Friday, July 3, 2009

The Sunshine Patriot

In the year leading up to the American Revolution there were many opinions among the people as to what the status of the colonies should be. A slowly growing number favored independence, but at the time of the signing of the Declaration of Independence it was far from unanimous. In fact loyalty to the English Crown was still high in many people's hearts. So many had been born there, or their parents had. To be loyal to the Crown was to be a patriot. To be disloyal was to be a traitor. And nobody wants to be a traitor.

And this was a religious land. To fight against the king whom God had placed over us was not only traitorous, many thought it blasphemous.

In order for the revolutionary conspirators to gain the public sympathy, and the public rifles, they had to wage a war of words before and during the Revolution. This war of words was not intended to defeat the Red Coats, but rather to win over the colonists themselves. Before you can win a war, you need to enlist an army. And to do that, they needed to convince the people that it was not treasonous or blasphemous to fight against the king. They had to flip the moral tables that existed in people's minds; they had to redefine everything: authority, rights, despotism, treason, Providence and liberty all had to be reworked in the people's minds.

In his famous series of pamphlets, The Crisis, Thomas Paine undertook this project. By the end of the series the American understanding of itself and its world and its God had radically changed. It has been said that Thomas Paine started the Revolution. It could also be said that he won it.

America won her independence. But what did she lose in the process? After the war we were never inclined to look back, to ask ourselves if freedom and liberty and brotherhood truly were what the propagandists had told us they were. We only knew we had won. Suddenly there were no more loyalists to the crown. Everyone was on the same side now. It was the winning side. We had the ball and we were going to run with it, no looking back.

I sometimes wonder how wise that was.

Below is the beginning of Thomas Paine's first pamphlet in the series, The Crisis. The first word he works to redefine in the public imagination is the word "Patriot."

"THESE are the times that try men's souls. The summer soldier and the sunshine patriot will, in this crisis, shrink from the service of their country; but he that stands by it now, deserves the love and thanks of man and woman. Tyranny, like hell, is not easily conquered; yet we have this consolation with us, that the harder the conflict, the more glorious the triumph.

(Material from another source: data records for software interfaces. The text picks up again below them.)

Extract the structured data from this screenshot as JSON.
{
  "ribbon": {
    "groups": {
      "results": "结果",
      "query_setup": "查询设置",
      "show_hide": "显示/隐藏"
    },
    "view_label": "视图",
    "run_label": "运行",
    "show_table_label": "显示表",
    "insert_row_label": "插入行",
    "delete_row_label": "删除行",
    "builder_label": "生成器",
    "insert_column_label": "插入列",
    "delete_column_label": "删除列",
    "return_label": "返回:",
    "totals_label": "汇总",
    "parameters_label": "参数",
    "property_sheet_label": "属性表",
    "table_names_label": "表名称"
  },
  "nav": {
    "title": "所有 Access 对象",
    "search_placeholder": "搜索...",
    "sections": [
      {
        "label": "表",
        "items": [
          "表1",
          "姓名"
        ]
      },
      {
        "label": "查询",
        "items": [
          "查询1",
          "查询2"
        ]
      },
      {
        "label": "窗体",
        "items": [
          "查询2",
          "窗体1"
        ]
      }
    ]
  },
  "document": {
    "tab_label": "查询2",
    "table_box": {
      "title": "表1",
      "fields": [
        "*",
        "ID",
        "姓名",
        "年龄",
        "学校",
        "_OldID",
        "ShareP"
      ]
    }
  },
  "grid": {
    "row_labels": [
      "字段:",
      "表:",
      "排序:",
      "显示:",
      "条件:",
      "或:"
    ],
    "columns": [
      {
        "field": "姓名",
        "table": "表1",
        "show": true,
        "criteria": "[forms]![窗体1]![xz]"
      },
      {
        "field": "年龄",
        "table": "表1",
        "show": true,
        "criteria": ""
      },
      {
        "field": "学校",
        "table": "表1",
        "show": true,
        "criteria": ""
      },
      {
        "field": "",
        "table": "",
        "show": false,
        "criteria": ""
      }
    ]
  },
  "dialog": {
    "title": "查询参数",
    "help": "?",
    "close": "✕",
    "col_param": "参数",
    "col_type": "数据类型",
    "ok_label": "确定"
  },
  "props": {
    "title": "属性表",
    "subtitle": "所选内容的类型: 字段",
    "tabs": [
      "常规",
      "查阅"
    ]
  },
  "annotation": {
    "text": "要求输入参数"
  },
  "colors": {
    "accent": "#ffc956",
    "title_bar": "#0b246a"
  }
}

What we obtain too cheap, we esteem too lightly: it is dearness only that gives every thing its value. Heaven knows how to put a proper price upon its goods; and it would be strange indeed if so celestial an article as FREEDOM should not be highly rated."



Mary Rae said...

Interesting comments. But whatever you think about Thomas Paine, few realized that he died a pretty lonely death--many had pulled away from his ideas and he was almost forgotten. His bomes were later spirited away--an Englishman wanted to return them to England (I believe Paine had onlybeen in America for 18 months before he published Common Sense). Someone claims now to have his skull--which inspired me to write this poem some years ago.

When are the dead dead long enough that we
forget their human life and deem their bones
unearthable, a part of history
to be labeled like a tray of stones?
They say that you were once on crude display—
a revolutionary become meek—
and now your skull has somehow made its way
into a leather box like some antique.
Odd reverence for one whose words were meant
for freedom's sake. Your words could never spell
that you would die, your good name almost spent,
and be dug up from your sweet New Rochelle,
to have the history of your skull made plain
in copper-plated letters: Thos. Paine.

Doug P. Baker said...

Hey, that's an interesting story, and a cool poem! What a truly perverse way to honor someone! "Odd reverence!" Indeed!

But people do such things. I've heard that the Allied forces hid Hitler's bones to prevent just such adoration. But that may be just folklore. I don't know.

Paine will show up again in my 4th of July post tomorrow. Again I will question his approach. Still, he helped to give heart to the struggling army, to awaken a longing for a bigger fuller world. He accomplished truly remarkable things.

I would be interested to learn more about his life to understand why, after being led by him into the war, people turned away from him later. One would think that the favorable outcome of the war would have cemented their adoration. Intriguing!

Mary Rae said...

I believe that the turn taken by the French Revolution made his old supporters back away from the Paine and his"radical" ideals. He had gone to France to help foment the revolution, but fell out of favor when he objected to extremism and he was imprisoned during The Terror. I believe it was Monroe who intervened on his behalf.

His anti-Christianity views expressed in The Age of Reason also alienated many. He was buried in obscurity, and even without the stone fence around his grave that he had requested.